bio | website | halgebra.math.msu.su/staff/… |
---|---|---|
location | Moscow | |
age | ||
visits | member for | 2 years, 11 months |
seen | May 22 at 14:25 | |
stats | profile views | 1,620 |
Nov 3 |
comment |
Is there an infinite group with exactly two conjugacy classes?
@Gerry, I do not think this is a homework. An example can be easily constructed using iterated HNN-extensions. A finitely generated example also exists but this is a highly non-trivial result of D. Osin. |
Nov 2 |
accepted | Are compact simple groups homotopically non-abelian? |
Oct 31 |
comment |
Are compact simple groups homotopically non-abelian?
Here is the link: ams.org/journals/bull/1960-66-04/S0002-9904-1960-10487-9/… |
Oct 31 |
comment |
Are compact simple groups homotopically non-abelian?
Thank you, Ramiro, this is what I sought! |
Oct 31 |
asked | Are compact simple groups homotopically non-abelian? |
Oct 8 |
comment |
About sets with two mutually associative group structures
In particular, this means that the two groups must be isomorphic. |
Oct 1 |
awarded | Caucus |
Aug 31 |
comment |
A generalization of an old group problem
@nadal, (2) is not true (without additional assumptions); see Yves's comment. |
Aug 31 |
comment |
Basis removal gives a basis
Oh, thank you, @domotorp! |
Aug 31 |
comment |
Basis removal gives a basis

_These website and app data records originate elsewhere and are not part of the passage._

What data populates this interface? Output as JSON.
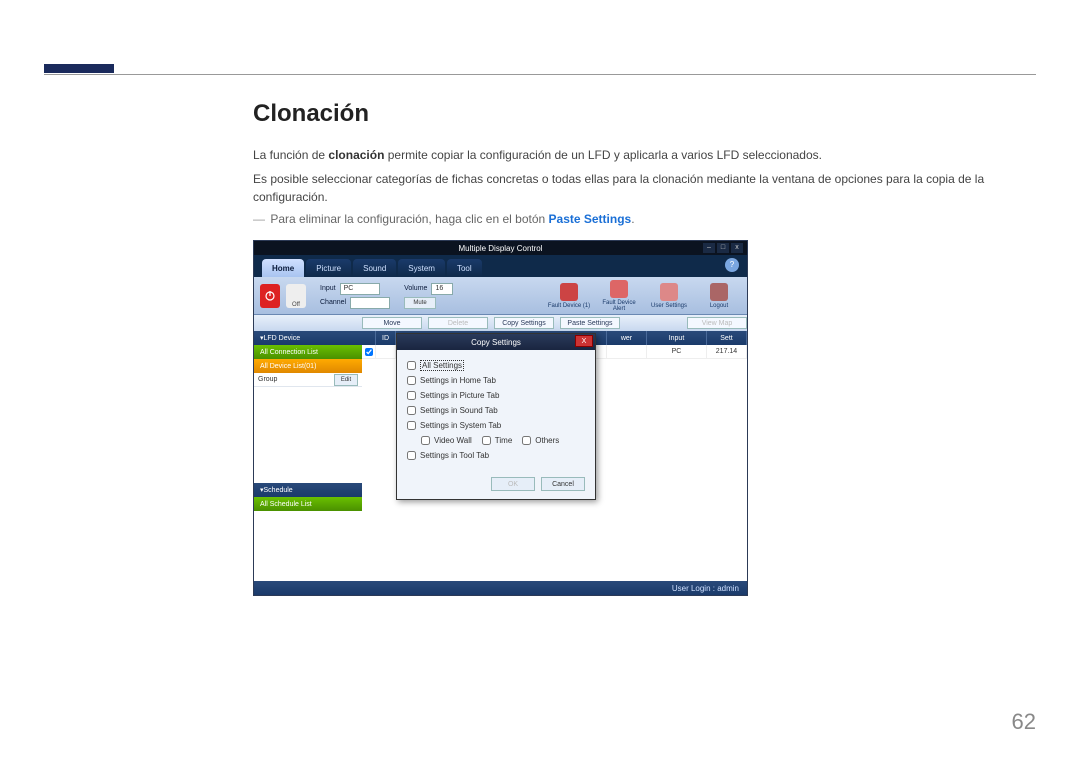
{
  "page": {
    "heading": "Clonación",
    "para1_pre": "La función de ",
    "para1_bold": "clonación",
    "para1_post": " permite copiar la configuración de un LFD y aplicarla a varios LFD seleccionados.",
    "para2": "Es posible seleccionar categorías de fichas concretas o todas ellas para la clonación mediante la ventana de opciones para la copia de la configuración.",
    "note_dash": "―",
    "note_pre": "Para eliminar la configuración, haga clic en el botón ",
    "note_hl": "Paste Settings",
    "note_post": ".",
    "page_number": "62"
  },
  "app": {
    "title": "Multiple Display Control",
    "window_buttons": {
      "min": "–",
      "max": "□",
      "close": "x"
    },
    "help_icon": "?",
    "tabs": [
      "Home",
      "Picture",
      "Sound",
      "System",
      "Tool"
    ],
    "toolbar": {
      "on_label": "On",
      "off_label": "Off",
      "input_label": "Input",
      "input_value": "PC",
      "channel_label": "Channel",
      "volume_label": "Volume",
      "volume_value": "16",
      "mute_btn": "Mute",
      "icons": [
        {
          "name": "fault-device-1-icon",
          "label": "Fault Device (1)",
          "color": "#c44"
        },
        {
          "name": "fault-device-alert-icon",
          "label": "Fault Device Alert",
          "color": "#d66"
        },
        {
          "name": "user-settings-icon",
          "label": "User Settings",
          "color": "#d88"
        },
        {
          "name": "logout-icon",
          "label": "Logout",
          "color": "#a66"
        }
      ]
    },
    "button_row": {
      "move": "Move",
      "delete": "Delete",
      "copy": "Copy Settings",
      "paste": "Paste Settings",
      "viewmap": "View Map"
    },
    "sidebar": {
      "lfd_header": "LFD Device",
      "all_connection": "All Connection List",
      "all_device": "All Device List(01)",
      "group_label": "Group",
      "edit_label": "Edit",
      "schedule_header": "Schedule",
      "all_schedule": "All Schedule List"
    },
    "grid": {
      "headers": [
        "",
        "ID",
        "",
        "",
        "wer",
        "Input",
        "Sett"
      ],
      "row1_input": "PC",
      "row1_sett": "217.14"
    },
    "statusbar": "User Login : admin"
  },
  "dialog": {
    "title": "Copy Settings",
    "close": "X",
    "options": [
      "All Settings",
      "Settings in Home Tab",
      "Settings in Picture Tab",
      "Settings in Sound Tab",
      "Settings in System Tab",
      "Settings in Tool Tab"
    ],
    "sub_options": [
      "Video Wall",
      "Time",
      "Others"
    ],
    "ok": "OK",
    "cancel": "Cancel"
  }
}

I do not understand about 28. Can you clarify? |
Aug 31 |
comment |
Basis removal gives a basis
@Will and domotorp: you are right of course; I edited this part. That was an incorrect generalisation of the 3-dimensional case. |
Aug 31 |
revised |
Basis removal gives a basis
deleted 36 characters in body |
Aug 30 |
comment |
Basis removal gives a basis
@fedja, if there is a pair of twins, then the other vectors must lie in some hyperplane $U$, because otherwise we would have a basis avoiding these twins and the harmony would give a basis containing the twins; this is a contradiction. So, all vectors except this pair of twins is a harmonic subset of $U$. |
Aug 30 |
answered | Embedding of a “quotient graph” |
Aug 28 |
awarded | Nice Question |
Aug 28 |
comment |
Basis removal gives a basis
@Gjergji: honestly, there are no research-level motivations. It was intended to be a problem for students (with the integer 10 probably) but --- I discovered that my question seems to be not so easy (for me). So, if there is a simple solution for 10, I shall be glad. |
Aug 28 |
comment |
Basis removal gives a basis
@Gerry, it does not matter whether we are speaking about bases of $X$ (= bases of $\langle X\rangle$) or about bases of the whole space $V$. The answers will be obviously the same. |
Aug 28 |
comment |
Basis removal gives a basis
@Gerry, A basis of a set of vectors is its maximal linearly independent subset. So, Joël and Tom are right. Thank you, Tom. |
Aug 27 |
asked | Basis removal gives a basis |
Aug 25 |
revised |
Is there a better description of this class of discrete groups?
added 100 characters in body |